**What you have to do:**
In the data below, which lines hold "JSON"? Copy every one.

**Information given:**
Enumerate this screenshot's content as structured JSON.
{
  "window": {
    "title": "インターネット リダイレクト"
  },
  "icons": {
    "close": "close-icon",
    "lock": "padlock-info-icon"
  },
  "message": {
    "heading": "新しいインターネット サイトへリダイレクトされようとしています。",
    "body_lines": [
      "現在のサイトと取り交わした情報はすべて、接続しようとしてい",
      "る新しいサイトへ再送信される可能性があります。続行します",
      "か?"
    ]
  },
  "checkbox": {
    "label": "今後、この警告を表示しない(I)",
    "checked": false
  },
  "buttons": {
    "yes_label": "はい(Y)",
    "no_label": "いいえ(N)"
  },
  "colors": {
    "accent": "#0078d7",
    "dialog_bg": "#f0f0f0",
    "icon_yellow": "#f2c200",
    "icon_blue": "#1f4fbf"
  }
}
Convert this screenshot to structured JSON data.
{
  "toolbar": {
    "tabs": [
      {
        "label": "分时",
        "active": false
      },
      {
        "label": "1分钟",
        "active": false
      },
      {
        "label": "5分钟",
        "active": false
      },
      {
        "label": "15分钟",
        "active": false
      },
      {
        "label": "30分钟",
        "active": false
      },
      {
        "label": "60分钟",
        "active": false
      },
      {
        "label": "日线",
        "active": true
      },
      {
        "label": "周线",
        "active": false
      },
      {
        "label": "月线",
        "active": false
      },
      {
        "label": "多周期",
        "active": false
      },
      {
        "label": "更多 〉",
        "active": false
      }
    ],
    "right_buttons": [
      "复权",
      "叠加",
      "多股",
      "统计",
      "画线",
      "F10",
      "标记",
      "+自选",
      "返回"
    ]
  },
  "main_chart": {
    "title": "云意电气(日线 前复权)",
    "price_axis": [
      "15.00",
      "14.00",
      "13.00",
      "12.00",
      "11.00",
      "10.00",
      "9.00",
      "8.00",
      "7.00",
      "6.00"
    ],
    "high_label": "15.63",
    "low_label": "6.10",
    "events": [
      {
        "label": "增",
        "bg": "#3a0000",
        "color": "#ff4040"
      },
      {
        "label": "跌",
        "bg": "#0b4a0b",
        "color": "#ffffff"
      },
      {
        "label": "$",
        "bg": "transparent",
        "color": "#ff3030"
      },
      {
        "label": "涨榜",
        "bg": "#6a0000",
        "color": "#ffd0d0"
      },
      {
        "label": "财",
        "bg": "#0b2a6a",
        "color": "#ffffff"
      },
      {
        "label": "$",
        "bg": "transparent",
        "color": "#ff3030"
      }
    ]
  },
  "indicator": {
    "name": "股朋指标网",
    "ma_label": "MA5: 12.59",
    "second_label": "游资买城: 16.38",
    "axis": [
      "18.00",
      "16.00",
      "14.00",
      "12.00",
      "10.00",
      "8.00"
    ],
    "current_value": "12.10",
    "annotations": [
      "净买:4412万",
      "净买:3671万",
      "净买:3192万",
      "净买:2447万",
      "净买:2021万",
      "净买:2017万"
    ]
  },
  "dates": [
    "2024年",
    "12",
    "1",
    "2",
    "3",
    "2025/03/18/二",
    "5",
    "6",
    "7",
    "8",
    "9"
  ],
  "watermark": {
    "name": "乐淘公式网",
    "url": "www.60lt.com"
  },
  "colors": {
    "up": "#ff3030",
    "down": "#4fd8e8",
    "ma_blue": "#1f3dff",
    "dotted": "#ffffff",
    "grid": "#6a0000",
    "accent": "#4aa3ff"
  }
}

**Written solution:**
Enumerate this screenshot's content as structured JSON.
Convert this screenshot to structured JSON data.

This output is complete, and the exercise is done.